Phillips is about as far from being an Islamophobe as it's possible to be. As chairman of the Runnymede Trust in 1997, he published a report on Islamophobia and went on to successfully lobby Tony Blair for a law protecting Muslims from incitement.

Trevor Phillips is one of a handful of public figures to express concern about the sexual abuse of children in northern towns by gangs largely made up of Pakistani Muslim men, as well as the sympathy shown by a substantial proportion of British Muslims towards the motives of the Charlie Hebdo killers. 

Drawing attention to these issues is not a form of "hate speech" and it does not constitute "Islamophobia". On the contrary, we need to have an honest conversation about the failure of a minority of religious people to fully embrace British values, whether some conservative Muslims or some ultra-Orthodox Jews, if people of all faiths are going to work out how to get along together in a multi-faith society. 

We call on the Labour Party to drop these trumped-up charges, apologise to Trevor Phillips and fully reinstate his membership. He should be applauded for his bravery, not punished for "crossing a line".
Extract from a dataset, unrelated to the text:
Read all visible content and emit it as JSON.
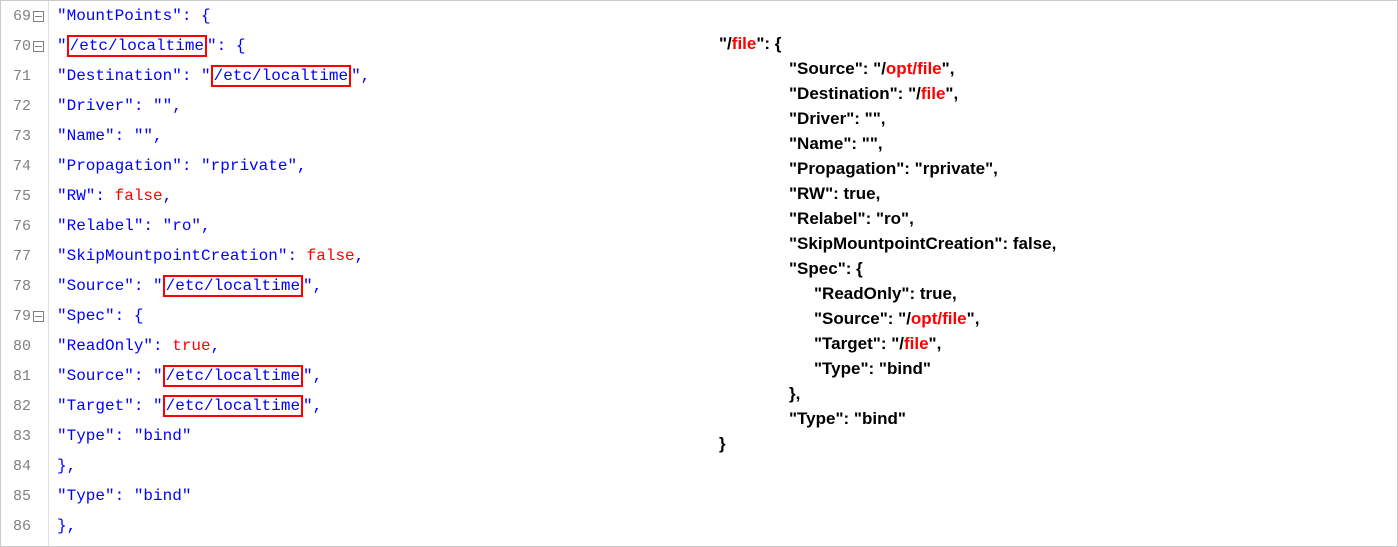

In a free society, everyone should be able to express their lawful right to free speech without fear of punishment. As George Orwell said, "If liberty means anything at all, it means the right to tell people things they do not want to hear."